__Assignment__: In full and without deviation, write out the entries that follow.

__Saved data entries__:
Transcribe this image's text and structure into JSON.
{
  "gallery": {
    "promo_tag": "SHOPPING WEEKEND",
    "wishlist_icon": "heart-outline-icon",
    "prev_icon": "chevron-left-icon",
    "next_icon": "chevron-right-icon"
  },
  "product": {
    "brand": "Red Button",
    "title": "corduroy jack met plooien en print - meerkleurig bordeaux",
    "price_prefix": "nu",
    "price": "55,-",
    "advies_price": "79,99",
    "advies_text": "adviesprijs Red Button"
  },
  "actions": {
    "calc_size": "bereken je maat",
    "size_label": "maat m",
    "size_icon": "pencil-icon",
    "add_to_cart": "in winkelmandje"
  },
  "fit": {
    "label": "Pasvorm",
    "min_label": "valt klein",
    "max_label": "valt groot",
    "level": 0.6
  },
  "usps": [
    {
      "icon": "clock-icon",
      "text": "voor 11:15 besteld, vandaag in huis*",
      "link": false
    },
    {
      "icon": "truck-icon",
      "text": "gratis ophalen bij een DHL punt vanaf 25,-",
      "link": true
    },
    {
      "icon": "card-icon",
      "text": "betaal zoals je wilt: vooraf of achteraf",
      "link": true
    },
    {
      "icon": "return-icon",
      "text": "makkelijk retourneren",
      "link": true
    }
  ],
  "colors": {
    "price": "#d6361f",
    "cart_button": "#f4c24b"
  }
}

__Output of the exercise__:
Transcribe this image's text and structure into JSON.
{
  "gallery": {
    "promo_tag": "SHOPPING WEEKEND",
    "wishlist_icon": "heart-outline-icon",
    "prev_icon": "chevron-left-icon",
    "next_icon": "chevron-right-icon"
  },
  "product": {
    "brand": "Red Button",
    "title": "corduroy jack met plooien en print - meerkleurig bordeaux",
    "price_prefix": "nu",
    "price": "55,-",
    "advies_price": "79,99",
    "advies_text": "adviesprijs Red Button"
  },
  "actions": {
    "calc_size": "bereken je maat",
    "size_label": "maat m",
    "size_icon": "pencil-icon",
    "add_to_cart": "in winkelmandje"
  },
  "fit": {
    "label": "Pasvorm",
    "min_label": "valt klein",
    "max_label": "valt groot",
    "level": 0.6
  },
  "usps": [
    {
      "icon": "clock-icon",
      "text": "voor 11:15 besteld, vandaag in huis*",
      "link": false
    },
    {
      "icon": "truck-icon",
      "text": "gratis ophalen bij een DHL punt vanaf 25,-",
      "link": true
    },
    {
      "icon": "card-icon",
      "text": "betaal zoals je wilt: vooraf of achteraf",
      "link": true
    },
    {
      "icon": "return-icon",
      "text": "makkelijk retourneren",
      "link": true
    }
  ],
  "colors": {
    "price": "#d6361f",
    "cart_button": "#f4c24b"
  }
}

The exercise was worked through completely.